ICP Management


ICP (Intracranial pressure) CPP (Cerebral Perfusion Pressure) Managing Increased ICP 
  1. General measures
  2. First-tier therapies
  3. Second-tier therapies
  4. Alternative therapies (unproven/ controversial)


 

***Unilateral Fixed Dilate Pupil in a pt after Stroke = Herniating brain***
GOAL:
 
ICP < 20
Seum Na < 150
Seum Osm < 320
CCP (= Map-ICP):  60-70
Core Body Temp. 32 - 34 C
PCO2 26-30
Management
Osmotic Therapy Mannitol: DOSE: 1g/kg bolus over 30 min., then repeat dose: 0.25 - 0.5 g/kg q4-6h prn. (e.g: Mannitol 25% 40g)
SE: Rebound ICP secondary to BBB damage.
Monitor:
Serum Na: Goal < 150
Serum Osm: Goal < 320
Renal function: Pt w/ RA/Kidney damage = bad candidate for mannitol
Hypertonic Saline 3% saline (250 cc) bolus Acute: ICP
Chronic: outcome unclear
Glucocorticoids: DO NOT USE
Hyperventilation:
(for Max 24hr)
PCO2 = 26-30 Rapid ICP (1 mmHg : 3% change in CBF)
** Change Vent settings ( RR by 2) very slowly to bring up PCO2 ~ 35
MOA: ↓ PCO2 Vasoconstriction = Cerebral Blood Flow
Therapeutic Hypothermia Whole Body Cooling (Lavage, cooling blanket)
Goal: Core body temp. = 32-34 C
Re-warm over 24 hr
Deep Sedation Propofol, Versed, Fentanyl.
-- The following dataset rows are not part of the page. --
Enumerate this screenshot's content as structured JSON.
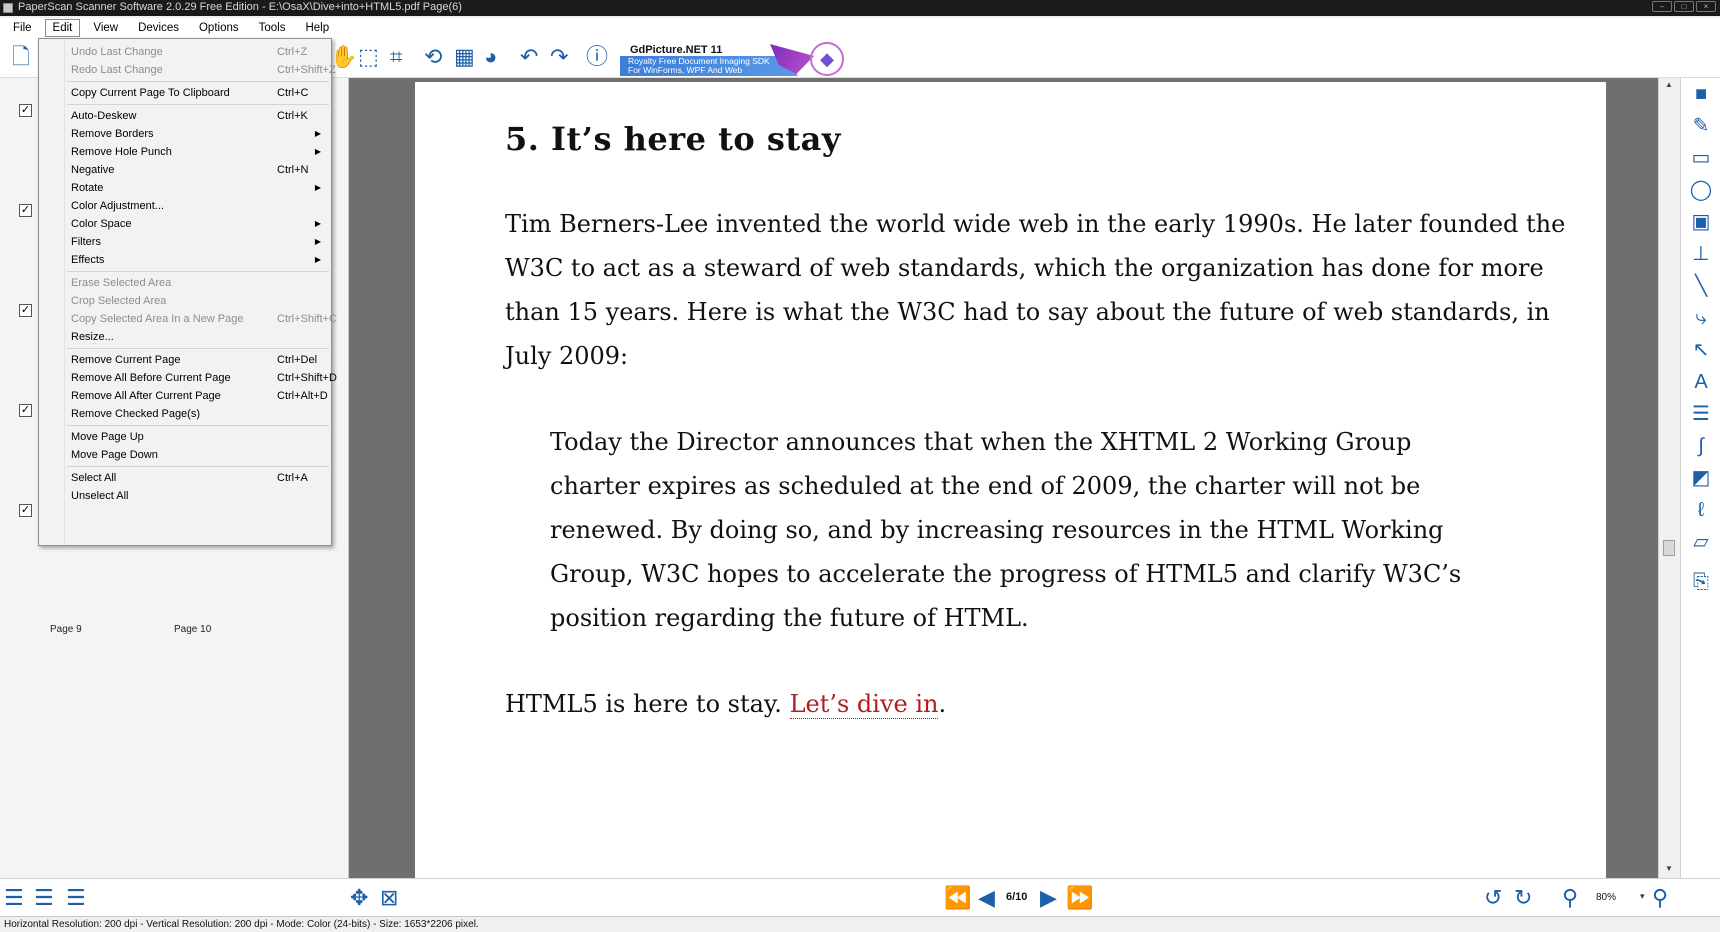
{
  "window": {
    "title": "PaperScan Scanner Software 2.0.29 Free Edition - E:\\OsaX\\Dive+into+HTML5.pdf Page(6)"
  },
  "menubar": [
    "File",
    "Edit",
    "View",
    "Devices",
    "Options",
    "Tools",
    "Help"
  ],
  "edit_menu": [
    {
      "label": "Undo Last Change",
      "shortcut": "Ctrl+Z",
      "disabled": true
    },
    {
      "label": "Redo Last Change",
      "shortcut": "Ctrl+Shift+Z",
      "disabled": true
    },
    {
      "sep": true
    },
    {
      "label": "Copy Current Page To Clipboard",
      "shortcut": "Ctrl+C"
    },
    {
      "sep": true
    },
    {
      "label": "Auto-Deskew",
      "shortcut": "Ctrl+K"
    },
    {
      "label": "Remove Borders",
      "submenu": true
    },
    {
      "label": "Remove Hole Punch",
      "submenu": true
    },
    {
      "label": "Negative",
      "shortcut": "Ctrl+N"
    },
    {
      "label": "Rotate",
      "submenu": true
    },
    {
      "label": "Color Adjustment..."
    },
    {
      "label": "Color Space",
      "submenu": true
    },
    {
      "label": "Filters",
      "submenu": true
    },
    {
      "label": "Effects",
      "submenu": true
    },
    {
      "sep": true
    },
    {
      "label": "Erase Selected Area",
      "disabled": true
    },
    {
      "label": "Crop Selected Area",
      "disabled": true
    },
    {
      "label": "Copy Selected Area In a New Page",
      "shortcut": "Ctrl+Shift+C",
      "disabled": true
    },
    {
      "label": "Resize..."
    },
    {
      "sep": true
    },
    {
      "label": "Remove Current Page",
      "shortcut": "Ctrl+Del"
    },
    {
      "label": "Remove All Before Current Page",
      "shortcut": "Ctrl+Shift+D"
    },
    {
      "label": "Remove All After Current Page",
      "shortcut": "Ctrl+Alt+D"
    },
    {
      "label": "Remove Checked Page(s)"
    },
    {
      "sep": true
    },
    {
      "label": "Move Page Up"
    },
    {
      "label": "Move Page Down"
    },
    {
      "sep": true
    },
    {
      "label": "Select All",
      "shortcut": "Ctrl+A"
    },
    {
      "label": "Unselect All"
    }
  ],
  "banner": {
    "name": "GdPicture.NET 11",
    "line1": "Royalty Free Document Imaging SDK",
    "line2": "For WinForms, WPF And Web"
  },
  "thumbnails": {
    "page_labels": [
      "Page 9",
      "Page 10"
    ],
    "checkmark": "✓"
  },
  "document": {
    "heading": "5. It’s here to stay",
    "paragraph1": [
      "Tim Berners-Lee invented the world wide web in the early 1990s. He later founded the",
      "W3C to act as a steward of web standards, which the organization has done for more",
      "than 15 years. Here is what the W3C had to say about the future of web standards, in",
      "July 2009:"
    ],
    "quote": [
      "Today the Director announces that when the XHTML 2 Working Group",
      "charter expires as scheduled at the end of 2009, the charter will not be",
      "renewed. By doing so, and by increasing resources in the HTML Working",
      "Group, W3C hopes to accelerate the progress of HTML5 and clarify W3C’s",
      "position regarding the future of HTML."
    ],
    "closing_text": "HTML5 is here to stay. ",
    "closing_link": "Let’s dive in",
    "closing_end": ".",
    "link_color": "#b01e1e"
  },
  "navigation": {
    "page_counter": "6/10",
    "zoom": "80%"
  },
  "statusbar": {
    "text": "Horizontal Resolution:  200 dpi - Vertical Resolution:  200 dpi - Mode: Color (24-bits) - Size: 1653*2206 pixel."
  },
  "colors": {
    "accent": "#1d5fa8",
    "viewer_background": "#6f6f6f"
  }
}
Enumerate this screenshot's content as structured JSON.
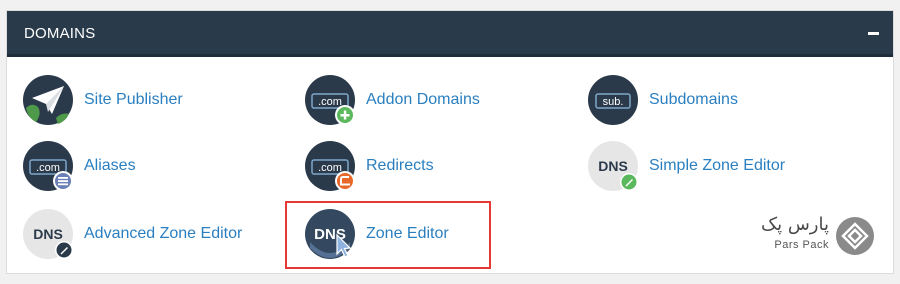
{
  "panel": {
    "title": "DOMAINS",
    "header_color": "#293a4a",
    "link_color": "#2a7fc0"
  },
  "items": [
    {
      "label": "Site Publisher",
      "icon": "paper-plane-icon"
    },
    {
      "label": "Addon Domains",
      "icon": "dot-com-plus-icon",
      "badge_text": ".com"
    },
    {
      "label": "Subdomains",
      "icon": "sub-icon",
      "badge_text": "sub."
    },
    {
      "label": "Aliases",
      "icon": "dot-com-list-icon",
      "badge_text": ".com"
    },
    {
      "label": "Redirects",
      "icon": "dot-com-redirect-icon",
      "badge_text": ".com"
    },
    {
      "label": "Simple Zone Editor",
      "icon": "dns-pencil-icon",
      "badge_text": "DNS"
    },
    {
      "label": "Advanced Zone Editor",
      "icon": "dns-pencil-dark-icon",
      "badge_text": "DNS"
    },
    {
      "label": "Zone Editor",
      "icon": "dns-cursor-icon",
      "badge_text": "DNS"
    }
  ],
  "highlight_color": "#e53935",
  "watermark": {
    "name_fa": "پارس پک",
    "name_en": "Pars Pack"
  }
}
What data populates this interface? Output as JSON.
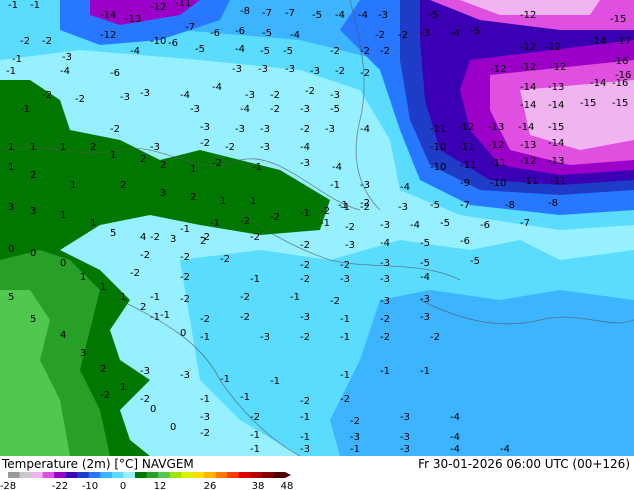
{
  "map": {
    "title_left": "Temperature (2m) [°C] NAVGEM",
    "title_right": "Fr 30-01-2026 06:00 UTC (00+126)",
    "colorbar": {
      "ticks": [
        "-28",
        "-22",
        "-10",
        "0",
        "12",
        "26",
        "38",
        "48"
      ],
      "colors": [
        "#9a9a9a",
        "#c9c9c9",
        "#f0b4f0",
        "#e050e0",
        "#9a00c8",
        "#3c00b4",
        "#1e3cc8",
        "#2878ff",
        "#3cb4ff",
        "#5adcff",
        "#96f0ff",
        "#007800",
        "#28a028",
        "#50c850",
        "#a0e600",
        "#dcf000",
        "#ffdc00",
        "#ffb400",
        "#ff7800",
        "#ff3c00",
        "#dc0000",
        "#b40000",
        "#800000",
        "#500000"
      ]
    },
    "point_values": [
      {
        "t": "-1"
      },
      {
        "t": "-1"
      },
      {
        "t": "-14"
      },
      {
        "t": "-13"
      },
      {
        "t": "-12"
      },
      {
        "t": "-11"
      },
      {
        "t": "-8"
      },
      {
        "t": "-7"
      },
      {
        "t": "-7"
      },
      {
        "t": "-5"
      },
      {
        "t": "-4"
      },
      {
        "t": "-4"
      },
      {
        "t": "-3"
      },
      {
        "t": "-5"
      },
      {
        "t": "-12"
      },
      {
        "t": "-15"
      },
      {
        "t": "-2"
      },
      {
        "t": "-2"
      },
      {
        "t": "-12"
      },
      {
        "t": "-10"
      },
      {
        "t": "-7"
      },
      {
        "t": "-6"
      },
      {
        "t": "-6"
      },
      {
        "t": "-5"
      },
      {
        "t": "-4"
      },
      {
        "t": "-2"
      },
      {
        "t": "-2"
      },
      {
        "t": "-3"
      },
      {
        "t": "-4"
      },
      {
        "t": "-5"
      },
      {
        "t": "-14"
      },
      {
        "t": "-17"
      },
      {
        "t": "-1"
      },
      {
        "t": "-3"
      },
      {
        "t": "-4"
      },
      {
        "t": "-6"
      },
      {
        "t": "-5"
      },
      {
        "t": "-4"
      },
      {
        "t": "-5"
      },
      {
        "t": "-5"
      },
      {
        "t": "-2"
      },
      {
        "t": "-2"
      },
      {
        "t": "-2"
      },
      {
        "t": "-12"
      },
      {
        "t": "-12"
      },
      {
        "t": "-16"
      },
      {
        "t": "-1"
      },
      {
        "t": "-4"
      },
      {
        "t": "-6"
      },
      {
        "t": "-3"
      },
      {
        "t": "-3"
      },
      {
        "t": "-3"
      },
      {
        "t": "-3"
      },
      {
        "t": "-2"
      },
      {
        "t": "-2"
      },
      {
        "t": "-12"
      },
      {
        "t": "-12"
      },
      {
        "t": "-12"
      },
      {
        "t": "-16"
      },
      {
        "t": "-2"
      },
      {
        "t": "-3"
      },
      {
        "t": "-4"
      },
      {
        "t": "-4"
      },
      {
        "t": "-3"
      },
      {
        "t": "-2"
      },
      {
        "t": "-2"
      },
      {
        "t": "-3"
      },
      {
        "t": "-14"
      },
      {
        "t": "-13"
      },
      {
        "t": "-14"
      },
      {
        "t": "-16"
      },
      {
        "t": "-1"
      },
      {
        "t": "-2"
      },
      {
        "t": "-3"
      },
      {
        "t": "-3"
      },
      {
        "t": "-4"
      },
      {
        "t": "-2"
      },
      {
        "t": "-3"
      },
      {
        "t": "-5"
      },
      {
        "t": "-14"
      },
      {
        "t": "-14"
      },
      {
        "t": "-15"
      },
      {
        "t": "-15"
      },
      {
        "t": "-2"
      },
      {
        "t": "-3"
      },
      {
        "t": "-3"
      },
      {
        "t": "-3"
      },
      {
        "t": "-2"
      },
      {
        "t": "-3"
      },
      {
        "t": "-4"
      },
      {
        "t": "-11"
      },
      {
        "t": "-12"
      },
      {
        "t": "-13"
      },
      {
        "t": "-14"
      },
      {
        "t": "-15"
      },
      {
        "t": "-3"
      },
      {
        "t": "-2"
      },
      {
        "t": "-2"
      },
      {
        "t": "-3"
      },
      {
        "t": "-4"
      },
      {
        "t": "-10"
      },
      {
        "t": "-11"
      },
      {
        "t": "-12"
      },
      {
        "t": "-13"
      },
      {
        "t": "-14"
      },
      {
        "t": "-2"
      },
      {
        "t": "-1"
      },
      {
        "t": "-3"
      },
      {
        "t": "-4"
      },
      {
        "t": "-10"
      },
      {
        "t": "-11"
      },
      {
        "t": "-11"
      },
      {
        "t": "-12"
      },
      {
        "t": "-13"
      },
      {
        "t": "-1"
      },
      {
        "t": "-3"
      },
      {
        "t": "-4"
      },
      {
        "t": "-9"
      },
      {
        "t": "-10"
      },
      {
        "t": "-11"
      },
      {
        "t": "-11"
      },
      {
        "t": "-1"
      },
      {
        "t": "-2"
      },
      {
        "t": "-3"
      },
      {
        "t": "-5"
      },
      {
        "t": "-7"
      },
      {
        "t": "-8"
      },
      {
        "t": "-8"
      },
      {
        "t": "-1"
      },
      {
        "t": "-2"
      },
      {
        "t": "-3"
      },
      {
        "t": "-4"
      },
      {
        "t": "-5"
      },
      {
        "t": "-6"
      },
      {
        "t": "-7"
      },
      {
        "t": "-2"
      },
      {
        "t": "-2"
      },
      {
        "t": "-2"
      },
      {
        "t": "-2"
      },
      {
        "t": "-3"
      },
      {
        "t": "-4"
      },
      {
        "t": "-5"
      },
      {
        "t": "-6"
      },
      {
        "t": "-2"
      },
      {
        "t": "-2"
      },
      {
        "t": "-2"
      },
      {
        "t": "-2"
      },
      {
        "t": "-2"
      },
      {
        "t": "-3"
      },
      {
        "t": "-5"
      },
      {
        "t": "-5"
      },
      {
        "t": "-2"
      },
      {
        "t": "-2"
      },
      {
        "t": "-1"
      },
      {
        "t": "-2"
      },
      {
        "t": "-3"
      },
      {
        "t": "-3"
      },
      {
        "t": "-4"
      },
      {
        "t": "-1"
      },
      {
        "t": "-2"
      },
      {
        "t": "-2"
      },
      {
        "t": "-1"
      },
      {
        "t": "-2"
      },
      {
        "t": "-3"
      },
      {
        "t": "-3"
      },
      {
        "t": "-1"
      },
      {
        "t": "-2"
      },
      {
        "t": "-2"
      },
      {
        "t": "-3"
      },
      {
        "t": "-1"
      },
      {
        "t": "-2"
      },
      {
        "t": "-3"
      },
      {
        "t": "0"
      },
      {
        "t": "-1"
      },
      {
        "t": "-3"
      },
      {
        "t": "-2"
      },
      {
        "t": "-1"
      },
      {
        "t": "-2"
      },
      {
        "t": "-2"
      },
      {
        "t": "-3"
      },
      {
        "t": "-3"
      },
      {
        "t": "-1"
      },
      {
        "t": "-1"
      },
      {
        "t": "-1"
      },
      {
        "t": "-1"
      },
      {
        "t": "-1"
      },
      {
        "t": "-2"
      },
      {
        "t": "-2"
      },
      {
        "t": "-1"
      },
      {
        "t": "-1"
      },
      {
        "t": "-2"
      },
      {
        "t": "-2"
      },
      {
        "t": "-3"
      },
      {
        "t": "-2"
      },
      {
        "t": "-1"
      },
      {
        "t": "-2"
      },
      {
        "t": "-3"
      },
      {
        "t": "-4"
      },
      {
        "t": "-2"
      },
      {
        "t": "-1"
      },
      {
        "t": "-1"
      },
      {
        "t": "-3"
      },
      {
        "t": "-3"
      },
      {
        "t": "-4"
      },
      {
        "t": "-1"
      },
      {
        "t": "-3"
      },
      {
        "t": "-1"
      },
      {
        "t": "-3"
      },
      {
        "t": "-4"
      },
      {
        "t": "-4"
      },
      {
        "t": "1"
      },
      {
        "t": "1"
      },
      {
        "t": "1"
      },
      {
        "t": "2"
      },
      {
        "t": "1"
      },
      {
        "t": "2"
      },
      {
        "t": "2"
      },
      {
        "t": "1"
      },
      {
        "t": "1"
      },
      {
        "t": "2"
      },
      {
        "t": "1"
      },
      {
        "t": "2"
      },
      {
        "t": "3"
      },
      {
        "t": "2"
      },
      {
        "t": "1"
      },
      {
        "t": "1"
      },
      {
        "t": "3"
      },
      {
        "t": "3"
      },
      {
        "t": "1"
      },
      {
        "t": "1"
      },
      {
        "t": "5"
      },
      {
        "t": "4"
      },
      {
        "t": "3"
      },
      {
        "t": "2"
      },
      {
        "t": "5"
      },
      {
        "t": "5"
      },
      {
        "t": "4"
      },
      {
        "t": "3"
      },
      {
        "t": "2"
      },
      {
        "t": "1"
      },
      {
        "t": "0"
      },
      {
        "t": "0"
      },
      {
        "t": "0"
      },
      {
        "t": "0"
      },
      {
        "t": "0"
      },
      {
        "t": "1"
      },
      {
        "t": "1"
      },
      {
        "t": "1"
      },
      {
        "t": "2"
      },
      {
        "t": "-1"
      },
      {
        "t": "-1"
      },
      {
        "t": "-1"
      },
      {
        "t": "-2"
      },
      {
        "t": "-2"
      },
      {
        "t": "-1"
      },
      {
        "t": "-2"
      },
      {
        "t": "-1"
      },
      {
        "t": "-2"
      }
    ]
  }
}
NIMBEX (paralyze)
MOA: Brain metabolism & Blood flow ICP  (require accurate ICP monitoring)


 

  TYPE OF PATIENT ANATOMIC LOCATION CT FINDINGS COMMON CAUSE CLASSIC SYMPTOMS
Epidural Most common in young adults, rare in the elderly Potential space between skull and dura mater Biconvex, football-shaped hematoma Skull fracture with tear  of the middle meningeal artery Immediate LOC with a "lucid" period prior to deterioration (only occurs in about 20% of patients)
Subdural More risk for the elderly & alcoholics Space between dura mater and arachnoid Crescent - or sickle-shaped hematoma Acceleration - deceleration with tearing of the bridging veins Acute: Rapid LOC - lucid period possible
Chronic: Altered MS & behavior with gradual decrease in consciousness
Subarachnoid Any age group following blunt trauma. Subarachnoid Blood in the basilar cisterns & hemispheric sulci & fissures Acceleration - Deceleration w/ tearing of the subarachnoid vessels Milt to moderate TBI w/ meningeal signs & symptoms
Contusion/
intracerebral hematoma
Any age group following blunt trauma. Usually anterior temporal or posterior frontal lobe May be normal initially with delayed bleed Severe or penetrating trauma, shaken-baby syndrome Symptoms range from normal to unconscious.
Abbreviations: LOC = loss of consciousness; MS = mental state; TBI = traumatic brain injury.